Not all of the problems associated with DTS are a result of the system itself, said former Army Major Alan Van Saun.
The whole travel reimbursement process is difficult because the Joint Travel Regulations are very nuanced and complex, said Van Saun, who left active duty in 2019.
Another complication is that travel vouchers need to be approved before troops can be reimbursed, said Van Saun, who has seen entire brigades where only one, two, or three people are capable of granting that approval.
“They are just absolutely swamped with authorizations and vouchers that they’re trying to review and approve and it creates a huge bottleneck, a huge delay,” Van Saun said.
Units can create further delays by demanding that troops submit receipts for expenses under $75, which is not a requirement under the federal travel regulations, he said.
“So, if I go to claim a taxi ride or overnight parking at the airport, something like that, I – by the regulation – don’t have to submit a receipt,” Van Saun said. “And you’ll have organizations that say: No, we need a receipt for everything – and will kick back a voucher because of something silly like a $10 airport parking fee. And that voucher gets kicked back and now your process basically starts over.”
That requires service members to submit their vouchers several times, he said. The back-and-forth can last so long that the charges on the government credit card become overdue.
“Now you are on a hit list with the command team because your government travel card hasn’t been paid and because your DTS voucher hasn’t been approved,” Van Saun said. “And they come down hard on the soldier.”
All of these problems are due to the burdensome travel regulations and the units themselves, not the software, Van Saun said.
But DTS also has a lot of problems that are inherent to the system, said retired Army Col. Arnold Strong.
Strong, who retired in 2017, said he spent the better part of a decade using DTS because he traveled so often. He found DTS so difficult to use during that time that he nicknamed it the “Don’t Travel Service”
“It’s been challenging for soldiers, leaders, NCOs, officers, and lower enlisted alike to navigate how to actually get from Point A to Point B,” Strong said. “I would usually run everything by an E-5 clerk that I had – even though it’s supposed to be very autonomous – I always wanted to make sure that I had expertise. Otherwise, you end up having long layovers, having poor connections, because it’s designed to find the cheapest source available for the government. So you end up going in sort of chaotic directions.”

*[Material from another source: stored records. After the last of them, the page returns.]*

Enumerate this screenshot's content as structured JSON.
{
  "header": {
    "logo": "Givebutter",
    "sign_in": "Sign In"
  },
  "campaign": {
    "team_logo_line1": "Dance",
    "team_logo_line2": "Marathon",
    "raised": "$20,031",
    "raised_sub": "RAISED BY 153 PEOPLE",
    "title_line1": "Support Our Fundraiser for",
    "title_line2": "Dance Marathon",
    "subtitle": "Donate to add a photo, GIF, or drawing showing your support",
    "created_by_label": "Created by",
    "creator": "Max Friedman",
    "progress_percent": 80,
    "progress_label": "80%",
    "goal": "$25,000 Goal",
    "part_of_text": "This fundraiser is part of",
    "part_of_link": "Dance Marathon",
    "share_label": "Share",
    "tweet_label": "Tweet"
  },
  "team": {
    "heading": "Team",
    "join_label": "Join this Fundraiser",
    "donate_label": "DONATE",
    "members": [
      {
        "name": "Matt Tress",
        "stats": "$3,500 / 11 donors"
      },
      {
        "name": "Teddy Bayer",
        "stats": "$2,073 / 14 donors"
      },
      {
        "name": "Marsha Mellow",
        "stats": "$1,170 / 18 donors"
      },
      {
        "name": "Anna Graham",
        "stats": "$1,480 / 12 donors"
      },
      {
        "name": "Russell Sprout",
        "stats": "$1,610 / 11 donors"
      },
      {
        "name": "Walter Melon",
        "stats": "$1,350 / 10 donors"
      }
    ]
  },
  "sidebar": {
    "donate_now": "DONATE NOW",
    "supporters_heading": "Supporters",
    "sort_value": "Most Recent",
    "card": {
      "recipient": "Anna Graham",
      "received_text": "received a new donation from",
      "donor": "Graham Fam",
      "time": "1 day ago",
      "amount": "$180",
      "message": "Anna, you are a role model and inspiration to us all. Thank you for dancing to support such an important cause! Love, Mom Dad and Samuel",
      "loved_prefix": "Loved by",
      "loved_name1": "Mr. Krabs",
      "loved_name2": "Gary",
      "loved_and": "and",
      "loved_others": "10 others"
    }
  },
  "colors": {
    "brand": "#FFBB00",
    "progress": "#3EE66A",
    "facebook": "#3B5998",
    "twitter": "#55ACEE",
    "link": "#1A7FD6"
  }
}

UPDATE: This story was updated on May 12 with a statement from Pentagon spokeswoman Lisa Lawrence.